This is the problem with these arbitrary rules. They’re arbitrary. When it comes down to individual cases, the rules are indefensible.
Back in the day
In 2005 HEFCE moved away from bidding competitions for ASNs to a purely strategic approach. The former regulator worked with providers regionally to come up with a sensible plan for expansion that improved student choice and addressed defined local needs. Individual providers planning strategic growth would see these plans assessed before any required financial support and a student number allocation was granted. There was extensive HEFCE support all through each process.
This was a very different world. The aim was to encourage growth where it was needed, not to pick winners or allow popular providers to grow at the expense of strategically or locally important providers. There were no value judgements about subjects or universities – just about likely student demand (based on surveys, not the market) and provider capacity.
A regulator or department that knew and understood the sector could easily act in a similar way in 2020. It is perhaps more important than ever that local and strategic needs are met – the “levelling up” agenda of the Westminster government suggests place will be an important consideration, and Covid-19 has thrown our need for graduates in all kinds of unexpected subjects (how could we have coped in lockdown without art, television, music, radio, literature, journalism, and theatre?) into sharp relief.

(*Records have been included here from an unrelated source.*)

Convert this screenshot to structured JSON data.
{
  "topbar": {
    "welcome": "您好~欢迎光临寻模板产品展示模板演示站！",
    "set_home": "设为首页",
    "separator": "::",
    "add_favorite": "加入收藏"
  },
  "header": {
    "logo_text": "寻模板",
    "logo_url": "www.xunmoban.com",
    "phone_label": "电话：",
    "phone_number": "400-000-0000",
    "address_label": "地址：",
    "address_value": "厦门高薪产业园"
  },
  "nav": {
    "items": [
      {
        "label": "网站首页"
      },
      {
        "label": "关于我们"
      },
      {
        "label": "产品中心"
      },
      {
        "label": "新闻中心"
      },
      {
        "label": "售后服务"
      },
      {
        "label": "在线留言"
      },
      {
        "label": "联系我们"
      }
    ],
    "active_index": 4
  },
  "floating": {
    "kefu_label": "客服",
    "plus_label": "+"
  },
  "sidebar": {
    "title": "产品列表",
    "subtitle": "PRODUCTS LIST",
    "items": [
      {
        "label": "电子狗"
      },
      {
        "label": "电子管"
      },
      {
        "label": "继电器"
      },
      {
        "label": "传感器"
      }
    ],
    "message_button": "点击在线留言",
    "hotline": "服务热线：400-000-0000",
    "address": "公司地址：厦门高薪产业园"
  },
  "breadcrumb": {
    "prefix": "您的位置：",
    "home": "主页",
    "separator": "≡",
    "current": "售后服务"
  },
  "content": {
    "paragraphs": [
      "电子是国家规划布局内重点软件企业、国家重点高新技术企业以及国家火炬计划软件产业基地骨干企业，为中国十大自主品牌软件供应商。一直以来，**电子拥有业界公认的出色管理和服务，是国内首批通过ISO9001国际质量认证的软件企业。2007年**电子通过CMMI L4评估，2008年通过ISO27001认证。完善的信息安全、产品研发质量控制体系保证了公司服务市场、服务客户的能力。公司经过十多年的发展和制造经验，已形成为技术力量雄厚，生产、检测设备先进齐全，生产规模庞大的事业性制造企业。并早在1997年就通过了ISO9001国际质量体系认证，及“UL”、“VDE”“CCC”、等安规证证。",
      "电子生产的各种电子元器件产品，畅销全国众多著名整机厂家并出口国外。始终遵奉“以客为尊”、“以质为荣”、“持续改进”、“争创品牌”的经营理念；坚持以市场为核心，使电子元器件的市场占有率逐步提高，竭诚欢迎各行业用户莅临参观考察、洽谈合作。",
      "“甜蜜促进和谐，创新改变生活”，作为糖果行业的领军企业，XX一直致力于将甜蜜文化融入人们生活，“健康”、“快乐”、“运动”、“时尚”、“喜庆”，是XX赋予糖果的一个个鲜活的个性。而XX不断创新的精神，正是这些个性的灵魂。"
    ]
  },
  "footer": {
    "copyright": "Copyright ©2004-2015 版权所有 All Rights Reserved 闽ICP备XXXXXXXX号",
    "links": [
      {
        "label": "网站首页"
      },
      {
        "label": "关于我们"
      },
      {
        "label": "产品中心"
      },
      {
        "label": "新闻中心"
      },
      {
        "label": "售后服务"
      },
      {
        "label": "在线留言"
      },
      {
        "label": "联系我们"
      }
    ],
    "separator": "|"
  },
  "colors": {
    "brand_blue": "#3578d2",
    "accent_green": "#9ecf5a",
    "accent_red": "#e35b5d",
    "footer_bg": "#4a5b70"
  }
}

Instead we have an emergency growth policy that primarily supports well-off applicants attending established universities. And we deserve better.